Records from a collection:
================================
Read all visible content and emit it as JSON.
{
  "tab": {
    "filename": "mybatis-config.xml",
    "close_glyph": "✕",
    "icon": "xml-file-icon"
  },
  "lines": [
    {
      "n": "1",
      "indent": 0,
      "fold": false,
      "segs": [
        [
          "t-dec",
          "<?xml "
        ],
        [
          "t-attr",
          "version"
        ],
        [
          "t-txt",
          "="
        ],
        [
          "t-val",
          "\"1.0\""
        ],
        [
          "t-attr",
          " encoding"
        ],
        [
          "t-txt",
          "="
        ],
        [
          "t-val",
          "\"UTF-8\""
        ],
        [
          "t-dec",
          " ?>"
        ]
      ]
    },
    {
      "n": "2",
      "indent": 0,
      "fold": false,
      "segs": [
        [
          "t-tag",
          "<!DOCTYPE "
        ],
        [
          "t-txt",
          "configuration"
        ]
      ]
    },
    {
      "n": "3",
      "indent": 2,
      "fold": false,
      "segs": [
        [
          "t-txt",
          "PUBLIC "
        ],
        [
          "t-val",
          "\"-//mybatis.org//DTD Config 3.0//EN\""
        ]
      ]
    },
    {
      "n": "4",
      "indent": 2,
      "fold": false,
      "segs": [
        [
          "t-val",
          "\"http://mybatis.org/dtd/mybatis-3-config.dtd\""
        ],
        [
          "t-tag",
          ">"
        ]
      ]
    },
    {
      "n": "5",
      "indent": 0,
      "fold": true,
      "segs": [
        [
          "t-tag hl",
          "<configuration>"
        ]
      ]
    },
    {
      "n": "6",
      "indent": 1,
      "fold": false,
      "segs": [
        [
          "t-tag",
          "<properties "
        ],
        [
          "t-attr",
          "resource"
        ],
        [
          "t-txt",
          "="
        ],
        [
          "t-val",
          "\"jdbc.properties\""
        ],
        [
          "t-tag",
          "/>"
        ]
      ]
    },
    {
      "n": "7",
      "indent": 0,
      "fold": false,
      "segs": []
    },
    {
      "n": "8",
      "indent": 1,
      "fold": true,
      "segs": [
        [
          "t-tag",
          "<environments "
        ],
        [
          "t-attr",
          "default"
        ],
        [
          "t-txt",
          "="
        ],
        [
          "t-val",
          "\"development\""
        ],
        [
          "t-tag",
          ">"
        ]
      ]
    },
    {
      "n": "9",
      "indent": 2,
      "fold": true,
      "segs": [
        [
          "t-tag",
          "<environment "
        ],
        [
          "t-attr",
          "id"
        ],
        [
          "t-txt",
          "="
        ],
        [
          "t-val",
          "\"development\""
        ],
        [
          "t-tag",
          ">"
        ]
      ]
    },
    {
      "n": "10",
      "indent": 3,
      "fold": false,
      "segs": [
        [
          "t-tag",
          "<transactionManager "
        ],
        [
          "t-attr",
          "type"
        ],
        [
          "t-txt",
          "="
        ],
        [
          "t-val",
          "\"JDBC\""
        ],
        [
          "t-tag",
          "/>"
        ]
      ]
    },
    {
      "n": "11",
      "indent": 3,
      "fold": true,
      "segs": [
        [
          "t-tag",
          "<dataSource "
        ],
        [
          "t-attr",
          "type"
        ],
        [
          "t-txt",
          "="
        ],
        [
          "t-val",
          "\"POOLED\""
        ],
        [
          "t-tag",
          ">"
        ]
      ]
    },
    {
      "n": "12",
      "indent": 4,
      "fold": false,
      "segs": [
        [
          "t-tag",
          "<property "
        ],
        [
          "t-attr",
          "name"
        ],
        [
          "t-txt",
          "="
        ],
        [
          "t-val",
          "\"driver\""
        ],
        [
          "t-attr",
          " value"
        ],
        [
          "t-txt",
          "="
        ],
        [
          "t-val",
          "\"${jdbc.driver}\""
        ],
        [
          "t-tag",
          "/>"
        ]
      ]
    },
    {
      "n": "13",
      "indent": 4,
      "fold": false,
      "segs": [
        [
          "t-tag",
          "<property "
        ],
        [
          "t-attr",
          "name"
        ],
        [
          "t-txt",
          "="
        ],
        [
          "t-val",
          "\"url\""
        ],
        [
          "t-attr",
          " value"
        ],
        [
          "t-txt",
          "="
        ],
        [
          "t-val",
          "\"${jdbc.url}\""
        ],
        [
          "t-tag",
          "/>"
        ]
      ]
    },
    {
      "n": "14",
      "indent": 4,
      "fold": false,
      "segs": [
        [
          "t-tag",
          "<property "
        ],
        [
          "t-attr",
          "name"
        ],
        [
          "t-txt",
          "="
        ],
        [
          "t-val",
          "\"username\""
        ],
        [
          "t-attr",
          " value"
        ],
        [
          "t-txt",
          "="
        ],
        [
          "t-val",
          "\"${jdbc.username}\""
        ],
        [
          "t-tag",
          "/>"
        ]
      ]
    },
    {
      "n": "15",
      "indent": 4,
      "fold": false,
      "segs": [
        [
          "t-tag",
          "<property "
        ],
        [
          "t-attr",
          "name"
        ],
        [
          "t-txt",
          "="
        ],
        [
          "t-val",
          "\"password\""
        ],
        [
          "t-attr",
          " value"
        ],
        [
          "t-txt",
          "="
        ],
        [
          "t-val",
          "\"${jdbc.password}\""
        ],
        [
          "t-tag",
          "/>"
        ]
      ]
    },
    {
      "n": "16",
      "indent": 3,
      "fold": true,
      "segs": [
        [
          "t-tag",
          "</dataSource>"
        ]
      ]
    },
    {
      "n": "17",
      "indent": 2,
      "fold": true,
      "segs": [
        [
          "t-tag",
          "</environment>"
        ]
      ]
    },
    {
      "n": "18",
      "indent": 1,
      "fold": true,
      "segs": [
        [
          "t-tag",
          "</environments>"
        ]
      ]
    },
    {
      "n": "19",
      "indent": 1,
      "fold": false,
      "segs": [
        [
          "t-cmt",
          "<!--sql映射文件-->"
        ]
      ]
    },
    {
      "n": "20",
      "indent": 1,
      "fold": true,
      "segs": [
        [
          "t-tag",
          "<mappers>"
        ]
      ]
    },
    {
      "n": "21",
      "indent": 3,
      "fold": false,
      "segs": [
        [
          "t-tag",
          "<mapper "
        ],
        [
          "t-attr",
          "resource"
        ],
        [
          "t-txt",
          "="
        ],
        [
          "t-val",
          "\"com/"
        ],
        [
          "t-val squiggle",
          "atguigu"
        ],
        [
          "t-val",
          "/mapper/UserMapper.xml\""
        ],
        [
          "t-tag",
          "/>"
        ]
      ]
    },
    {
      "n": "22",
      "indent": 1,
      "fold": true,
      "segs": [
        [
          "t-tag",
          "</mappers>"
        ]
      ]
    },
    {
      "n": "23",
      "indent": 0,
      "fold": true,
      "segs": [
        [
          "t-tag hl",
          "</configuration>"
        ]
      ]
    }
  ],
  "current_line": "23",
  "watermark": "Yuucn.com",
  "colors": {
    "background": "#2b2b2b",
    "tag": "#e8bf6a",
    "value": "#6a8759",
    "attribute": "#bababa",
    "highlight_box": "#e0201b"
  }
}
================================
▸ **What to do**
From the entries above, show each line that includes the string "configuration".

▸ **Task solution**
          "configuration"
          "<configuration>"
          "</configuration>"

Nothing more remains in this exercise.